#### AVAILABLE RECORDS
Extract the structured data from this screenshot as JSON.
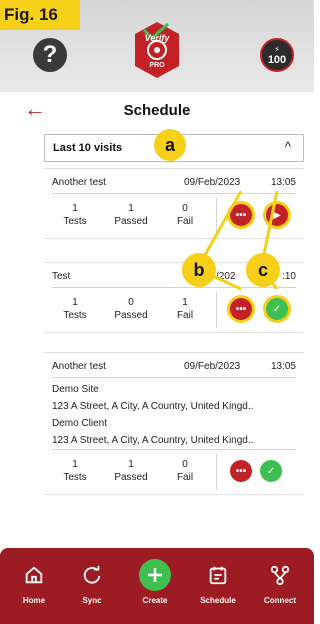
{
  "figure_label": "Fig. 16",
  "header": {
    "help_icon_text": "?",
    "logo_text": "Verify",
    "logo_sub": "PRO",
    "score": "100",
    "bolt": "⚡"
  },
  "page": {
    "back_glyph": "←",
    "title": "Schedule"
  },
  "filter": {
    "selected": "Last 10 visits",
    "chevron": "^"
  },
  "annotations": {
    "a": "a",
    "b": "b",
    "c": "c"
  },
  "stat_labels": {
    "tests": "Tests",
    "passed": "Passed",
    "fail": "Fail"
  },
  "cards": [
    {
      "name": "Another test",
      "date": "09/Feb/2023",
      "time": "13:05",
      "tests": "1",
      "passed": "1",
      "fail": "0",
      "actions": [
        "more",
        "play"
      ]
    },
    {
      "name": "Test",
      "date": "/202",
      "time": ":10",
      "tests": "1",
      "passed": "0",
      "fail": "1",
      "actions": [
        "more",
        "check"
      ]
    },
    {
      "name": "Another test",
      "date": "09/Feb/2023",
      "time": "13:05",
      "site_name": "Demo Site",
      "site_address": "123 A Street, A City, A Country, United Kingd..",
      "client_name": "Demo Client",
      "client_address": "123 A Street, A City, A Country, United Kingd..",
      "tests": "1",
      "passed": "1",
      "fail": "0",
      "actions": [
        "more",
        "check"
      ]
    }
  ],
  "action_glyphs": {
    "more": "•••",
    "play": "▶",
    "check": "✓"
  },
  "bottom_nav": [
    {
      "label": "Home",
      "icon": "home-icon"
    },
    {
      "label": "Sync",
      "icon": "sync-icon"
    },
    {
      "label": "Create",
      "icon": "plus-icon"
    },
    {
      "label": "Schedule",
      "icon": "calendar-icon"
    },
    {
      "label": "Connect",
      "icon": "connect-icon"
    }
  ],
  "colors": {
    "brand_red": "#c42126",
    "nav_red": "#9d1b22",
    "accent_green": "#3fbf52",
    "annotation_yellow": "#f5cf18"
  }
}
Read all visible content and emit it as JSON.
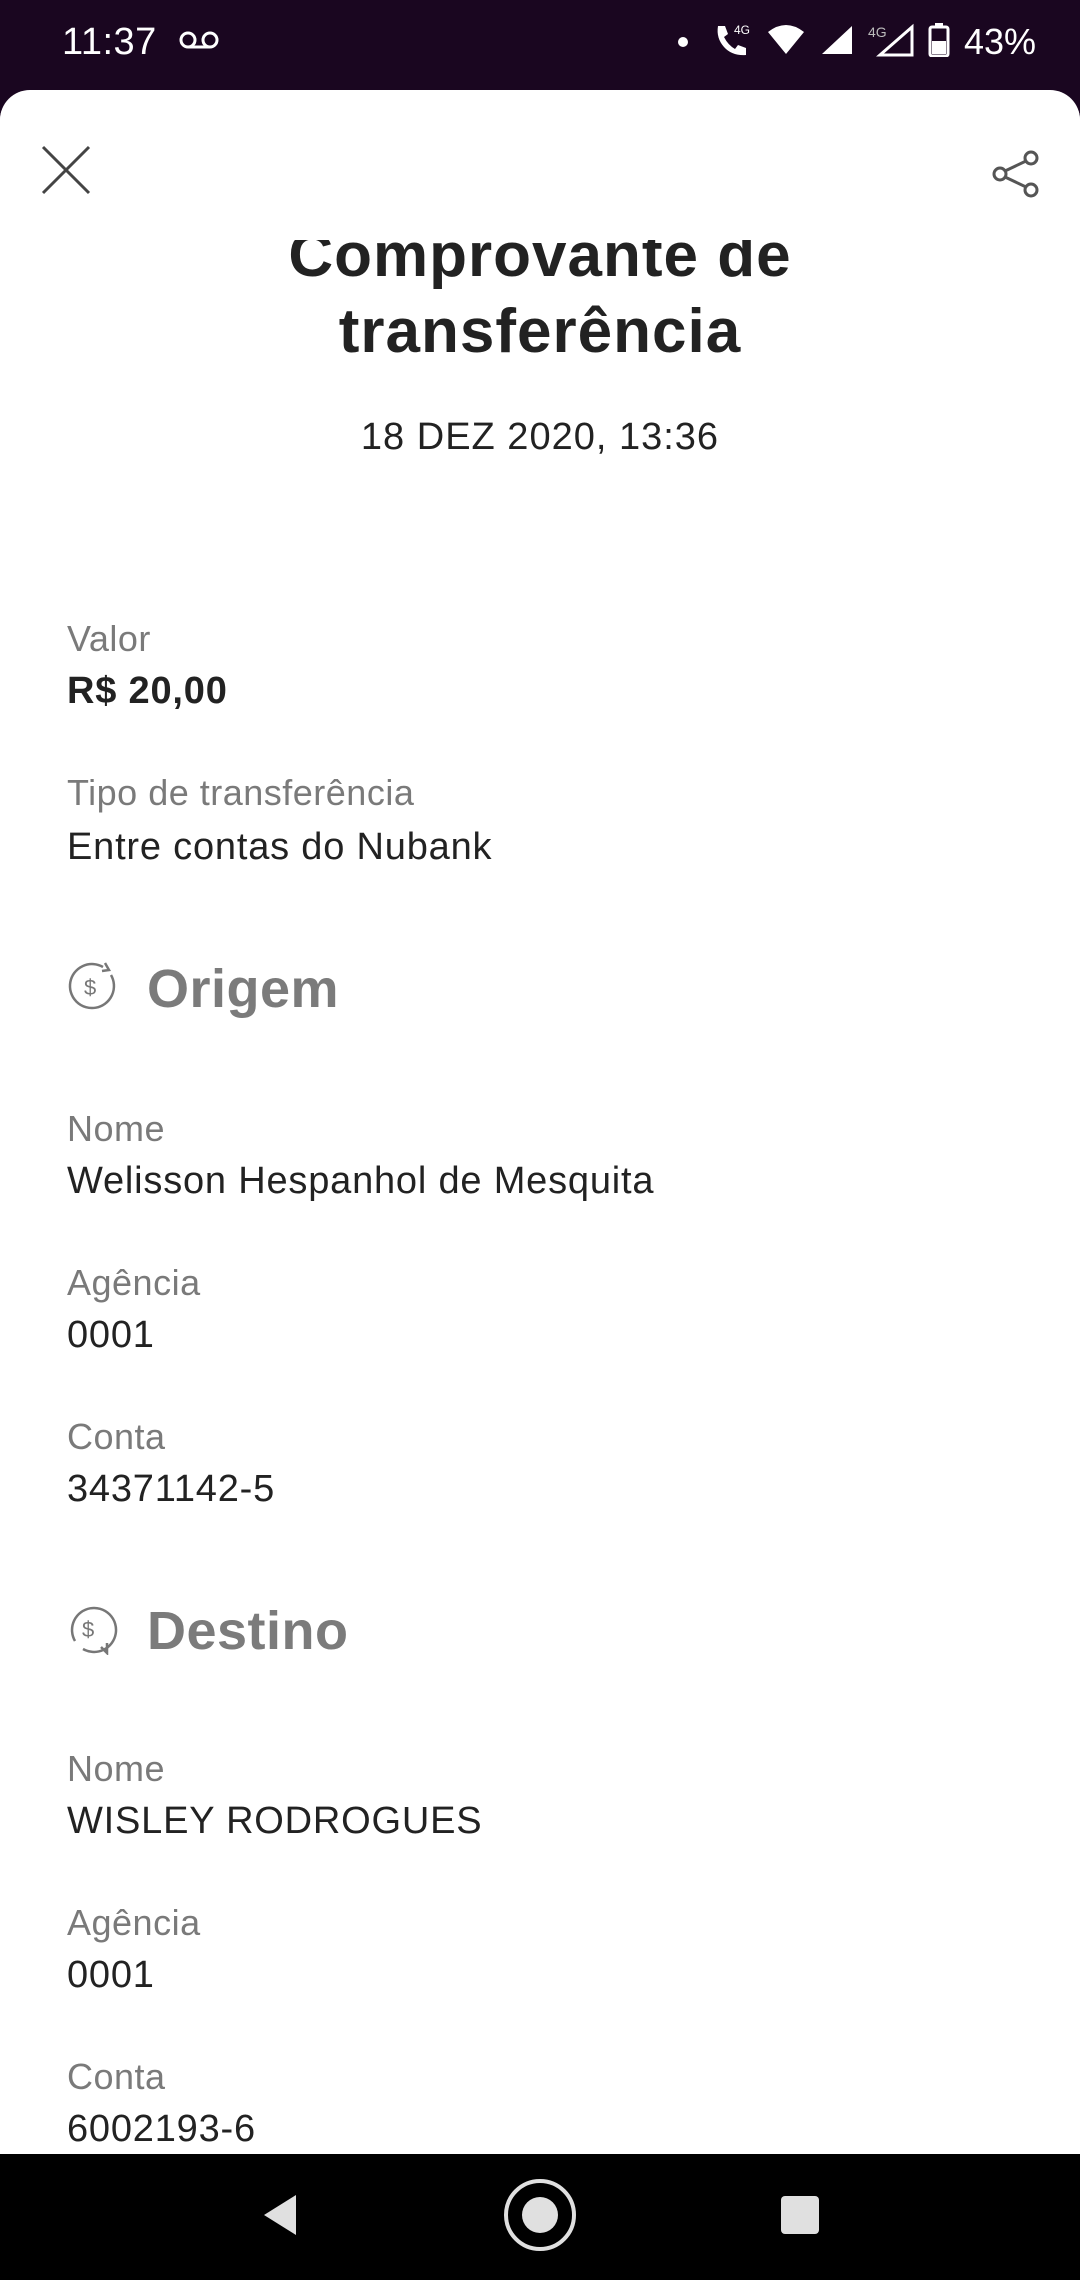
{
  "status_bar": {
    "time": "11:37",
    "battery": "43%",
    "network_label_1": "4G",
    "network_label_2": "4G"
  },
  "header": {
    "title": "Comprovante de transferência",
    "date": "18 DEZ 2020, 13:36"
  },
  "transfer": {
    "valor_label": "Valor",
    "valor_value": "R$ 20,00",
    "tipo_label": "Tipo de transferência",
    "tipo_value": "Entre contas do Nubank"
  },
  "origem": {
    "title": "Origem",
    "nome_label": "Nome",
    "nome_value": "Welisson Hespanhol de Mesquita",
    "agencia_label": "Agência",
    "agencia_value": "0001",
    "conta_label": "Conta",
    "conta_value": "34371142-5"
  },
  "destino": {
    "title": "Destino",
    "nome_label": "Nome",
    "nome_value": "WISLEY RODROGUES",
    "agencia_label": "Agência",
    "agencia_value": "0001",
    "conta_label": "Conta",
    "conta_value": "6002193-6"
  },
  "icons": {
    "close": "close-icon",
    "share": "share-icon",
    "origem": "money-out-icon",
    "destino": "money-in-icon"
  }
}
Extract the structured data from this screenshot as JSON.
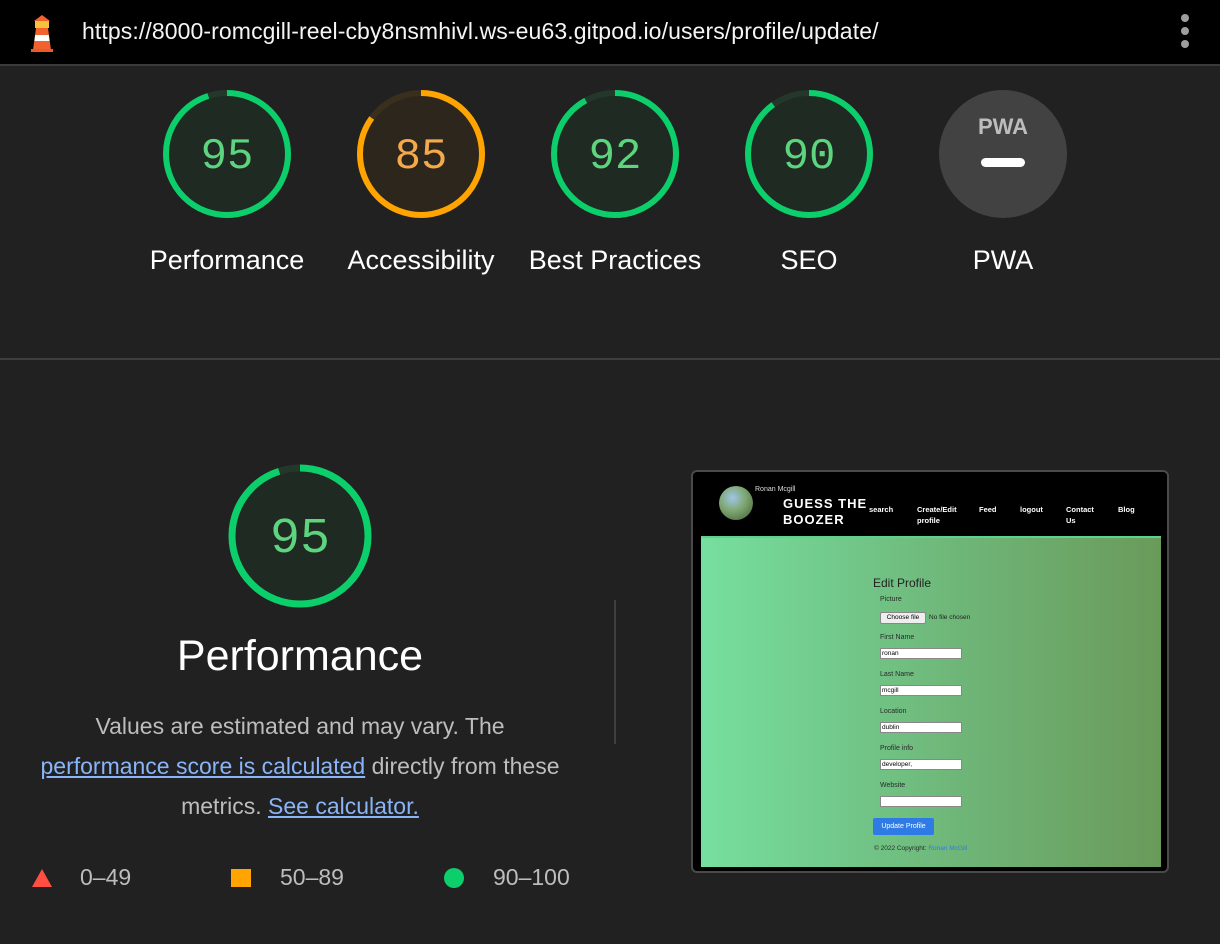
{
  "browser": {
    "url": "https://8000-romcgill-reel-cby8nsmhivl.ws-eu63.gitpod.io/users/profile/update/"
  },
  "colors": {
    "pass": "#0cce6b",
    "pass_text": "#5dd47e",
    "average": "#ffa400",
    "average_text": "#f4a94a",
    "fail": "#ff4e42",
    "link": "#8ab4f8",
    "background": "#212121"
  },
  "gauges": [
    {
      "id": "performance",
      "score": "95",
      "value": 95,
      "label": "Performance",
      "status": "pass"
    },
    {
      "id": "accessibility",
      "score": "85",
      "value": 85,
      "label": "Accessibility",
      "status": "average"
    },
    {
      "id": "best-practices",
      "score": "92",
      "value": 92,
      "label": "Best Practices",
      "status": "pass"
    },
    {
      "id": "seo",
      "score": "90",
      "value": 90,
      "label": "SEO",
      "status": "pass"
    },
    {
      "id": "pwa",
      "score": "",
      "label": "PWA",
      "status": "not-applicable",
      "badge": "PWA",
      "icon": "pwa-dash-icon"
    }
  ],
  "performance_section": {
    "score": "95",
    "value": 95,
    "title": "Performance",
    "desc_prefix": "Values are estimated and may vary. The",
    "desc_link1": "performance score is calculated",
    "desc_middle": "directly from these metrics.",
    "desc_link2": "See calculator."
  },
  "legend": [
    {
      "icon": "triangle-icon",
      "range": "0–49",
      "color": "#ff4e42"
    },
    {
      "icon": "square-icon",
      "range": "50–89",
      "color": "#ffa400"
    },
    {
      "icon": "circle-icon",
      "range": "90–100",
      "color": "#0cce6b"
    }
  ],
  "page_screenshot": {
    "username": "Ronan Mcgill",
    "brand_line1": "GUESS THE",
    "brand_line2": "BOOZER",
    "nav_links": [
      "search",
      "Create/Edit profile",
      "Feed",
      "logout",
      "Contact Us",
      "Blog"
    ],
    "form_title": "Edit Profile",
    "picture_label": "Picture",
    "choose_file": "Choose file",
    "no_file": "No file chosen",
    "fields": [
      {
        "label": "First Name",
        "value": "ronan"
      },
      {
        "label": "Last Name",
        "value": "mcgill"
      },
      {
        "label": "Location",
        "value": "dublin"
      },
      {
        "label": "Profile info",
        "value": "developer,"
      },
      {
        "label": "Website",
        "value": ""
      }
    ],
    "button": "Update Profile",
    "footer_text": "© 2022 Copyright:",
    "footer_link": "Ronan McGill"
  }
}
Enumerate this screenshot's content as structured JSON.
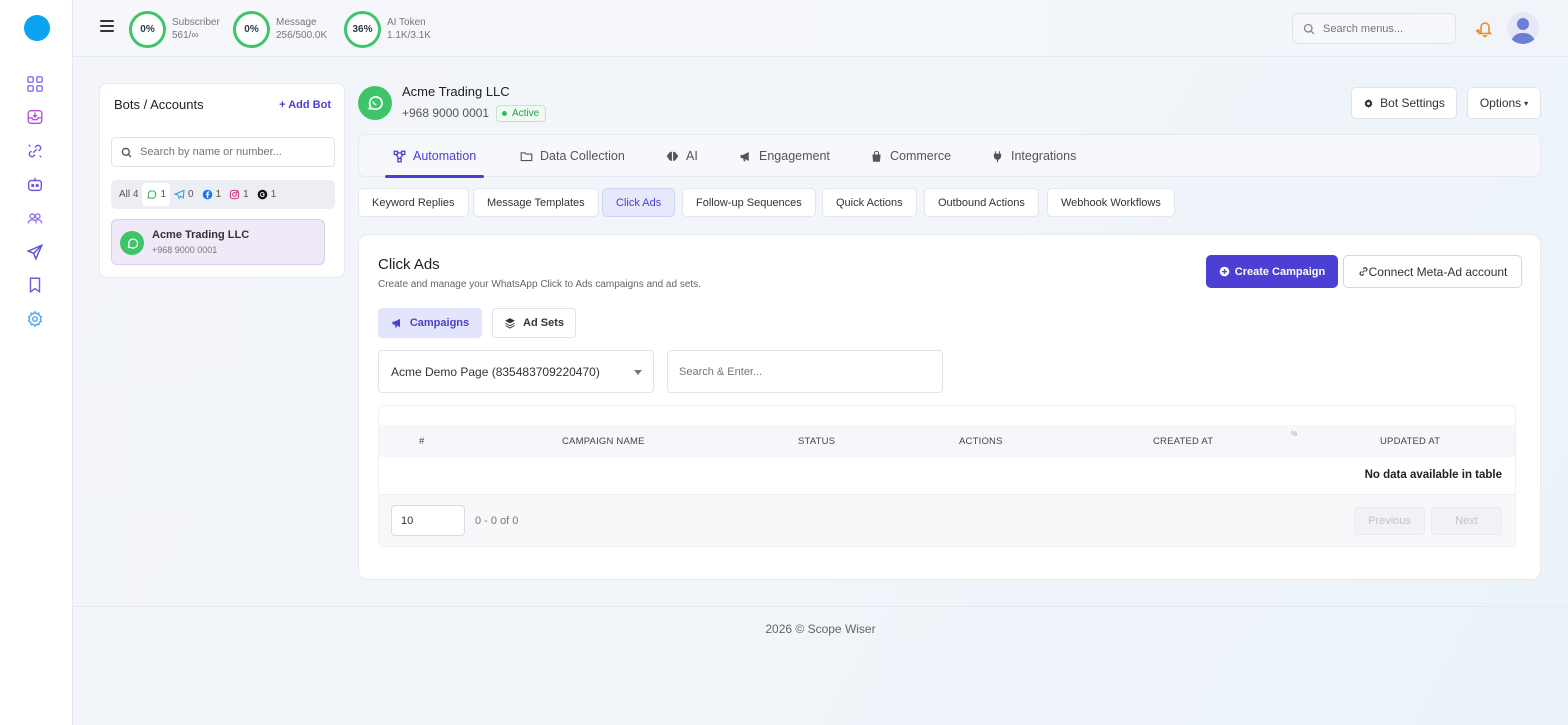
{
  "topbar": {
    "stats": [
      {
        "percent": "0%",
        "label": "Subscriber",
        "value": "561/∞"
      },
      {
        "percent": "0%",
        "label": "Message",
        "value": "256/500.0K"
      },
      {
        "percent": "36%",
        "label": "AI Token",
        "value": "1.1K/3.1K"
      }
    ],
    "search_placeholder": "Search menus..."
  },
  "bots": {
    "title": "Bots / Accounts",
    "add_label": "Add Bot",
    "search_placeholder": "Search by name or number...",
    "filters": [
      {
        "label": "All",
        "count": "4",
        "icon": "all"
      },
      {
        "label": "",
        "count": "1",
        "icon": "whatsapp-icon"
      },
      {
        "label": "",
        "count": "0",
        "icon": "telegram-icon"
      },
      {
        "label": "",
        "count": "1",
        "icon": "facebook-icon"
      },
      {
        "label": "",
        "count": "1",
        "icon": "instagram-icon"
      },
      {
        "label": "",
        "count": "1",
        "icon": "threads-icon"
      }
    ],
    "items": [
      {
        "name": "Acme Trading LLC",
        "phone": "+968 9000 0001"
      }
    ]
  },
  "account": {
    "name": "Acme Trading LLC",
    "phone": "+968 9000 0001",
    "status": "Active",
    "bot_settings_label": "Bot Settings",
    "options_label": "Options"
  },
  "main_tabs": [
    {
      "label": "Automation",
      "icon": "automation-icon",
      "active": true
    },
    {
      "label": "Data Collection",
      "icon": "folder-icon",
      "active": false
    },
    {
      "label": "AI",
      "icon": "brain-icon",
      "active": false
    },
    {
      "label": "Engagement",
      "icon": "megaphone-icon",
      "active": false
    },
    {
      "label": "Commerce",
      "icon": "bag-icon",
      "active": false
    },
    {
      "label": "Integrations",
      "icon": "plug-icon",
      "active": false
    }
  ],
  "sub_tabs": [
    {
      "label": "Keyword Replies",
      "active": false
    },
    {
      "label": "Message Templates",
      "active": false
    },
    {
      "label": "Click Ads",
      "active": true
    },
    {
      "label": "Follow-up Sequences",
      "active": false
    },
    {
      "label": "Quick Actions",
      "active": false
    },
    {
      "label": "Outbound Actions",
      "active": false
    },
    {
      "label": "Webhook Workflows",
      "active": false
    }
  ],
  "click_ads": {
    "title": "Click Ads",
    "subtitle": "Create and manage your WhatsApp Click to Ads campaigns and ad sets.",
    "create_label": "Create Campaign",
    "connect_label": "Connect Meta-Ad account",
    "segments": [
      {
        "label": "Campaigns",
        "active": true
      },
      {
        "label": "Ad Sets",
        "active": false
      }
    ],
    "page_select_value": "Acme Demo Page (835483709220470)",
    "search_placeholder": "Search & Enter...",
    "table": {
      "columns": [
        "#",
        "CAMPAIGN NAME",
        "STATUS",
        "ACTIONS",
        "CREATED AT",
        "UPDATED AT"
      ],
      "sort_hint": "%",
      "empty_text": "No data available in table",
      "page_size": "10",
      "range_text": "0 - 0 of 0",
      "previous_label": "Previous",
      "next_label": "Next"
    }
  },
  "footer": {
    "text": "2026 © Scope Wiser"
  },
  "colors": {
    "accent": "#4b3fd4",
    "whatsapp": "#3fc46a",
    "logo": "#0aa3ef"
  }
}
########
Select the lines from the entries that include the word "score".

    "score": "100",
      "score": "95",
      "score": "85",
      "score": "92",
      "score": "90",
      "score": "",
    "score": "95",
    "desc_link1": "performance score is calculated",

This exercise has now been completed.